Collection entries
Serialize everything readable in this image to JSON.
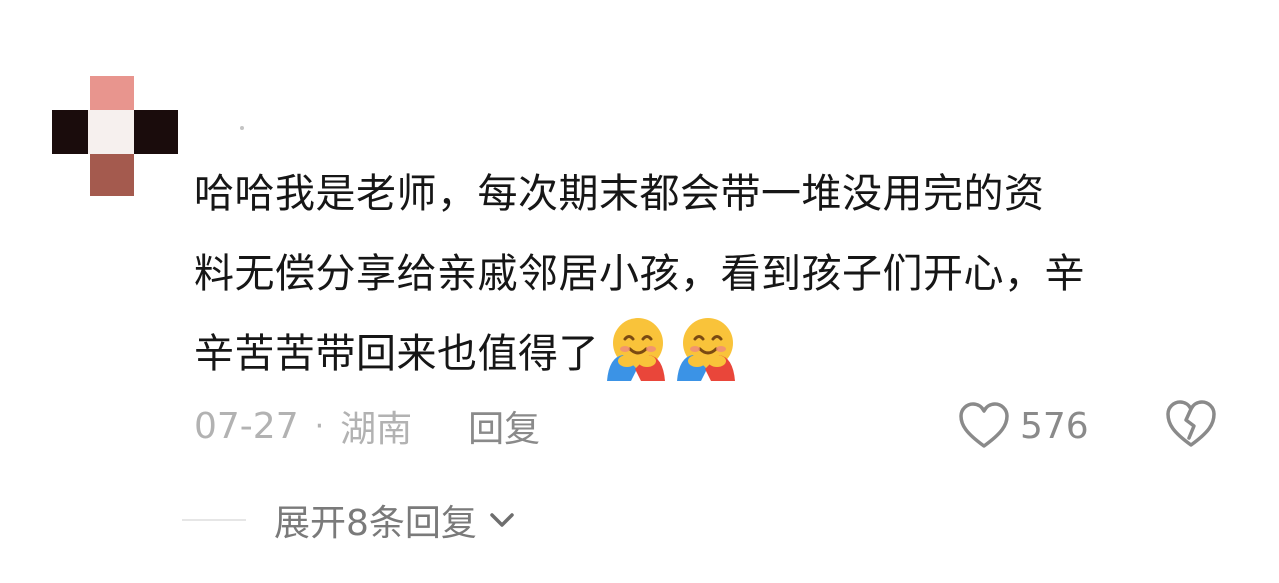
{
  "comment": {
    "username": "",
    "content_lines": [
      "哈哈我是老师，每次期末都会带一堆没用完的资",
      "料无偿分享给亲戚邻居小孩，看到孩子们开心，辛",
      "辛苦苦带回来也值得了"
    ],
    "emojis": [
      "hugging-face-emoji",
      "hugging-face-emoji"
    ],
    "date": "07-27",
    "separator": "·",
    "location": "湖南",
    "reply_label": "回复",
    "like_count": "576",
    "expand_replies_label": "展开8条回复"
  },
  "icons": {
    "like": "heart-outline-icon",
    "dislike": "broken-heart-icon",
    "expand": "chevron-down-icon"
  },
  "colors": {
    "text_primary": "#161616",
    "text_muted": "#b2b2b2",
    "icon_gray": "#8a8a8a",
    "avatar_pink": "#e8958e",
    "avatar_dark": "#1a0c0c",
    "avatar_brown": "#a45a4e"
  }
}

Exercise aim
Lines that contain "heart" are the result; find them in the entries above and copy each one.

Response
    "like": "heart-outline-icon",
    "dislike": "broken-heart-icon",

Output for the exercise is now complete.